Assigned task: Each entry below must be repeated word for word.

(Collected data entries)
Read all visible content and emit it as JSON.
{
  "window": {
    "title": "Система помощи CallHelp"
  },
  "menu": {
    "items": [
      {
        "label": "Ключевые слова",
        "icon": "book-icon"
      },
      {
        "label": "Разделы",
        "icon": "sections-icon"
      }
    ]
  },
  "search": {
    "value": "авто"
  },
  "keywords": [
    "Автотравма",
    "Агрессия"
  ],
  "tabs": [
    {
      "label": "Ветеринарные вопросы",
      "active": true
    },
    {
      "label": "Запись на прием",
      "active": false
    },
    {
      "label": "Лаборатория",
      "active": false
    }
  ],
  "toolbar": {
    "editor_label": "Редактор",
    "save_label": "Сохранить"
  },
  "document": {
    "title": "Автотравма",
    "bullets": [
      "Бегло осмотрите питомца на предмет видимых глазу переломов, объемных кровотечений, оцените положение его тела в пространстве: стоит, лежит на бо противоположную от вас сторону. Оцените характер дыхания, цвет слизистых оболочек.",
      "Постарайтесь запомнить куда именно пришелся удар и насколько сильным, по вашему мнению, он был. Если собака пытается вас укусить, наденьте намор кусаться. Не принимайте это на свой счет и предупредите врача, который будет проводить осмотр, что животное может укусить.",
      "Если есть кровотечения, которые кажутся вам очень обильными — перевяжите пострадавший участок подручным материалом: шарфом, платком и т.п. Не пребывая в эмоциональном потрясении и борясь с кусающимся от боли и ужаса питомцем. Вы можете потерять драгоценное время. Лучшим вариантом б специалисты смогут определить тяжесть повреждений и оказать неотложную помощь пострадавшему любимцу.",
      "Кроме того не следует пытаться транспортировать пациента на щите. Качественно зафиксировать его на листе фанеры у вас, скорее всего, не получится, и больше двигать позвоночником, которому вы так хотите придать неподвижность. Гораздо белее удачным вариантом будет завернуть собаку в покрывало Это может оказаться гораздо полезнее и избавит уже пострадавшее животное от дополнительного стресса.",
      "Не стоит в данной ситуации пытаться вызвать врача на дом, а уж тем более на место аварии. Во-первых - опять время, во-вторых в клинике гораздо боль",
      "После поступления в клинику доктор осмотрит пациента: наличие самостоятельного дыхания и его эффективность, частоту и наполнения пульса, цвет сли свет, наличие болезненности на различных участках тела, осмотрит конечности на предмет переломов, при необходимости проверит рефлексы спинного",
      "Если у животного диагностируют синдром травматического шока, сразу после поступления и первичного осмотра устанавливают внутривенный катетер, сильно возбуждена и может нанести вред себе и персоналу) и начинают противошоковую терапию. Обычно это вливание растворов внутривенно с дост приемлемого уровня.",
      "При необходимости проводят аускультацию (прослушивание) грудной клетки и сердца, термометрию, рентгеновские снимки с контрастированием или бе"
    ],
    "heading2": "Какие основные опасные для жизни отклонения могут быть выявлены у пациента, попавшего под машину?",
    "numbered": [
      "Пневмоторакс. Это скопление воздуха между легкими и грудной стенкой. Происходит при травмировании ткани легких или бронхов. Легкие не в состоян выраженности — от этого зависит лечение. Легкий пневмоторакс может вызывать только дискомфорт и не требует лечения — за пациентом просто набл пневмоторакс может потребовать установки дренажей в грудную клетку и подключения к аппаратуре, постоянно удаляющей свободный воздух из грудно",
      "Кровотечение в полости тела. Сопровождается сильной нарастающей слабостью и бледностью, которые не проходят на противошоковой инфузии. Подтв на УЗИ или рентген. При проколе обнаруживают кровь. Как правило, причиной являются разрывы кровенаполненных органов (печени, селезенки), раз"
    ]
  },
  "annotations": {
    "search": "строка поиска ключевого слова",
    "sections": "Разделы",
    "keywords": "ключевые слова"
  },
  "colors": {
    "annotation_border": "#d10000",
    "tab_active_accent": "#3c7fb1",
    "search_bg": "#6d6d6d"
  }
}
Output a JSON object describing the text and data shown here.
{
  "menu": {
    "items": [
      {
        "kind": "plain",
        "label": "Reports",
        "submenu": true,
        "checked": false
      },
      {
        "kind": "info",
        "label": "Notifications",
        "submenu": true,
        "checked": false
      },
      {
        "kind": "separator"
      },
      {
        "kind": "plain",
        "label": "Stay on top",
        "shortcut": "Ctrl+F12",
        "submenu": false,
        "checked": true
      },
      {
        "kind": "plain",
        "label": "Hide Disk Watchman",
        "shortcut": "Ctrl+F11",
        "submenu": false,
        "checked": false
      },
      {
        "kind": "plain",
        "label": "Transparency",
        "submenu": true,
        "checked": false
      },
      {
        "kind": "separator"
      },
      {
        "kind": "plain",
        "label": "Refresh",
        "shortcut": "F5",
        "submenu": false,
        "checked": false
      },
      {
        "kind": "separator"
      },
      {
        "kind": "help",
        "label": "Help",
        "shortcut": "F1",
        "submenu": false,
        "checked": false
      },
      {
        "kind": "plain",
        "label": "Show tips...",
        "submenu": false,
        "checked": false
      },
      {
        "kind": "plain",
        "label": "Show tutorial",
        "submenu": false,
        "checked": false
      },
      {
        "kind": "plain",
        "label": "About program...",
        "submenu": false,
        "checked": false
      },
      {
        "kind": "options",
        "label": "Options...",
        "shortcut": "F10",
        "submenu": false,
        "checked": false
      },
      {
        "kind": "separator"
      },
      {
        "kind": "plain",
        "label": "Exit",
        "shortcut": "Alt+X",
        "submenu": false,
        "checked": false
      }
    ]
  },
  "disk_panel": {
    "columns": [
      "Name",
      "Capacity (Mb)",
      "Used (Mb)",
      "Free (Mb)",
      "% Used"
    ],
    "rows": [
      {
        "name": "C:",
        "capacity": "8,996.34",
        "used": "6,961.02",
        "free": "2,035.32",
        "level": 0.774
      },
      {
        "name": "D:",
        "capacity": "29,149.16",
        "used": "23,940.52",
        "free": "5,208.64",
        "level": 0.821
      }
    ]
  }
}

Written response:
Read all visible content and emit it as JSON.
{
  "window": {
    "title": "Система помощи CallHelp"
  },
  "menu": {
    "items": [
      {
        "label": "Ключевые слова",
        "icon": "book-icon"
      },
      {
        "label": "Разделы",
        "icon": "sections-icon"
      }
    ]
  },
  "search": {
    "value": "авто"
  },
  "keywords": [
    "Автотравма",
    "Агрессия"
  ],
  "tabs": [
    {
      "label": "Ветеринарные вопросы",
      "active": true
    },
    {
      "label": "Запись на прием",
      "active": false
    },
    {
      "label": "Лаборатория",
      "active": false
    }
  ],
  "toolbar": {
    "editor_label": "Редактор",
    "save_label": "Сохранить"
  },
  "document": {
    "title": "Автотравма",
    "bullets": [
      "Бегло осмотрите питомца на предмет видимых глазу переломов, объемных кровотечений, оцените положение его тела в пространстве: стоит, лежит на бо противоположную от вас сторону. Оцените характер дыхания, цвет слизистых оболочек.",
      "Постарайтесь запомнить куда именно пришелся удар и насколько сильным, по вашему мнению, он был. Если собака пытается вас укусить, наденьте намор кусаться. Не принимайте это на свой счет и предупредите врача, который будет проводить осмотр, что животное может укусить.",
      "Если есть кровотечения, которые кажутся вам очень обильными — перевяжите пострадавший участок подручным материалом: шарфом, платком и т.п. Не пребывая в эмоциональном потрясении и борясь с кусающимся от боли и ужаса питомцем. Вы можете потерять драгоценное время. Лучшим вариантом б специалисты смогут определить тяжесть повреждений и оказать неотложную помощь пострадавшему любимцу.",
      "Кроме того не следует пытаться транспортировать пациента на щите. Качественно зафиксировать его на листе фанеры у вас, скорее всего, не получится, и больше двигать позвоночником, которому вы так хотите придать неподвижность. Гораздо белее удачным вариантом будет завернуть собаку в покрывало Это может оказаться гораздо полезнее и избавит уже пострадавшее животное от дополнительного стресса.",
      "Не стоит в данной ситуации пытаться вызвать врача на дом, а уж тем более на место аварии. Во-первых - опять время, во-вторых в клинике гораздо боль",
      "После поступления в клинику доктор осмотрит пациента: наличие самостоятельного дыхания и его эффективность, частоту и наполнения пульса, цвет сли свет, наличие болезненности на различных участках тела, осмотрит конечности на предмет переломов, при необходимости проверит рефлексы спинного",
      "Если у животного диагностируют синдром травматического шока, сразу после поступления и первичного осмотра устанавливают внутривенный катетер, сильно возбуждена и может нанести вред себе и персоналу) и начинают противошоковую терапию. Обычно это вливание растворов внутривенно с дост приемлемого уровня.",
      "При необходимости проводят аускультацию (прослушивание) грудной клетки и сердца, термометрию, рентгеновские снимки с контрастированием или бе"
    ],
    "heading2": "Какие основные опасные для жизни отклонения могут быть выявлены у пациента, попавшего под машину?",
    "numbered": [
      "Пневмоторакс. Это скопление воздуха между легкими и грудной стенкой. Происходит при травмировании ткани легких или бронхов. Легкие не в состоян выраженности — от этого зависит лечение. Легкий пневмоторакс может вызывать только дискомфорт и не требует лечения — за пациентом просто набл пневмоторакс может потребовать установки дренажей в грудную клетку и подключения к аппаратуре, постоянно удаляющей свободный воздух из грудно",
      "Кровотечение в полости тела. Сопровождается сильной нарастающей слабостью и бледностью, которые не проходят на противошоковой инфузии. Подтв на УЗИ или рентген. При проколе обнаруживают кровь. Как правило, причиной являются разрывы кровенаполненных органов (печени, селезенки), раз"
    ]
  },
  "annotations": {
    "search": "строка поиска ключевого слова",
    "sections": "Разделы",
    "keywords": "ключевые слова"
  },
  "colors": {
    "annotation_border": "#d10000",
    "tab_active_accent": "#3c7fb1",
    "search_bg": "#6d6d6d"
  }
}
Output a JSON object describing the text and data shown here.
{
  "menu": {
    "items": [
      {
        "kind": "plain",
        "label": "Reports",
        "submenu": true,
        "checked": false
      },
      {
        "kind": "info",
        "label": "Notifications",
        "submenu": true,
        "checked": false
      },
      {
        "kind": "separator"
      },
      {
        "kind": "plain",
        "label": "Stay on top",
        "shortcut": "Ctrl+F12",
        "submenu": false,
        "checked": true
      },
      {
        "kind": "plain",
        "label": "Hide Disk Watchman",
        "shortcut": "Ctrl+F11",
        "submenu": false,
        "checked": false
      },
      {
        "kind": "plain",
        "label": "Transparency",
        "submenu": true,
        "checked": false
      },
      {
        "kind": "separator"
      },
      {
        "kind": "plain",
        "label": "Refresh",
        "shortcut": "F5",
        "submenu": false,
        "checked": false
      },
      {
        "kind": "separator"
      },
      {
        "kind": "help",
        "label": "Help",
        "shortcut": "F1",
        "submenu": false,
        "checked": false
      },
      {
        "kind": "plain",
        "label": "Show tips...",
        "submenu": false,
        "checked": false
      },
      {
        "kind": "plain",
        "label": "Show tutorial",
        "submenu": false,
        "checked": false
      },
      {
        "kind": "plain",
        "label": "About program...",
        "submenu": false,
        "checked": false
      },
      {
        "kind": "options",
        "label": "Options...",
        "shortcut": "F10",
        "submenu": false,
        "checked": false
      },
      {
        "kind": "separator"
      },
      {
        "kind": "plain",
        "label": "Exit",
        "shortcut": "Alt+X",
        "submenu": false,
        "checked": false
      }
    ]
  },
  "disk_panel": {
    "columns": [
      "Name",
      "Capacity (Mb)",
      "Used (Mb)",
      "Free (Mb)",
      "% Used"
    ],
    "rows": [
      {
        "name": "C:",
        "capacity": "8,996.34",
        "used": "6,961.02",
        "free": "2,035.32",
        "level": 0.774
      },
      {
        "name": "D:",
        "capacity": "29,149.16",
        "used": "23,940.52",
        "free": "5,208.64",
        "level": 0.821
      }
    ]
  }
}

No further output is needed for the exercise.